REQUIREMENT => Every entry is to be returned as it stands, apart from the pictures.

(Records excerpted from a collection)
━━━━━━━━━━━━━━━━━━━━━━━━━━━━━━
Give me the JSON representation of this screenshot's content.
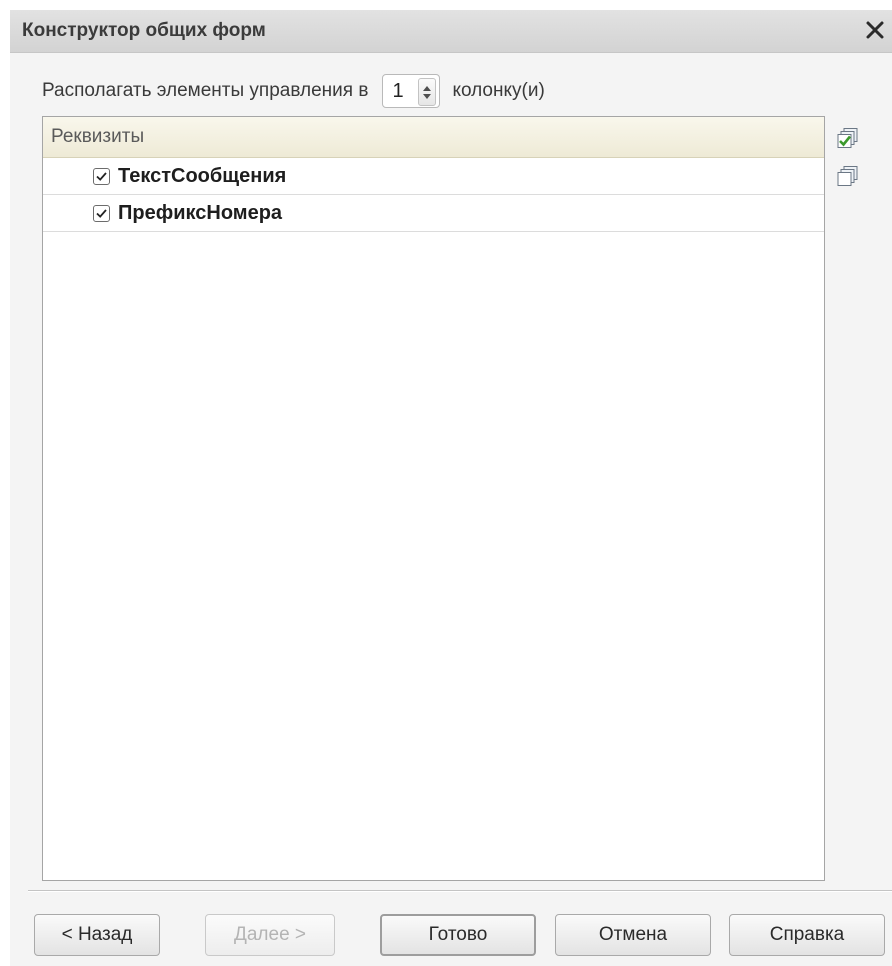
{
  "window": {
    "title": "Конструктор общих форм",
    "close_icon": "close-icon"
  },
  "columns_setting": {
    "label_before": "Располагать элементы управления в",
    "value": "1",
    "label_after": "колонку(и)"
  },
  "list": {
    "header": "Реквизиты",
    "items": [
      {
        "label": "ТекстСообщения",
        "checked": true
      },
      {
        "label": "ПрефиксНомера",
        "checked": true
      }
    ]
  },
  "side_buttons": {
    "check_all_icon": "check-all-icon",
    "uncheck_all_icon": "uncheck-all-icon"
  },
  "footer": {
    "back_label": "< Назад",
    "next_label": "Далее >",
    "finish_label": "Готово",
    "cancel_label": "Отмена",
    "help_label": "Справка"
  },
  "colors": {
    "title_bar": "#d8d8d8",
    "dialog_bg": "#f4f4f4",
    "header_bg": "#f3f0e1",
    "check_green": "#3b9a2c"
  }
}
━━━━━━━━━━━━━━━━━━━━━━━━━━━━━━
TASK OUTPUT =>
Give me the JSON representation of this screenshot's content.
{
  "window": {
    "title": "Конструктор общих форм",
    "close_icon": "close-icon"
  },
  "columns_setting": {
    "label_before": "Располагать элементы управления в",
    "value": "1",
    "label_after": "колонку(и)"
  },
  "list": {
    "header": "Реквизиты",
    "items": [
      {
        "label": "ТекстСообщения",
        "checked": true
      },
      {
        "label": "ПрефиксНомера",
        "checked": true
      }
    ]
  },
  "side_buttons": {
    "check_all_icon": "check-all-icon",
    "uncheck_all_icon": "uncheck-all-icon"
  },
  "footer": {
    "back_label": "< Назад",
    "next_label": "Далее >",
    "finish_label": "Готово",
    "cancel_label": "Отмена",
    "help_label": "Справка"
  },
  "colors": {
    "title_bar": "#d8d8d8",
    "dialog_bg": "#f4f4f4",
    "header_bg": "#f3f0e1",
    "check_green": "#3b9a2c"
  }
}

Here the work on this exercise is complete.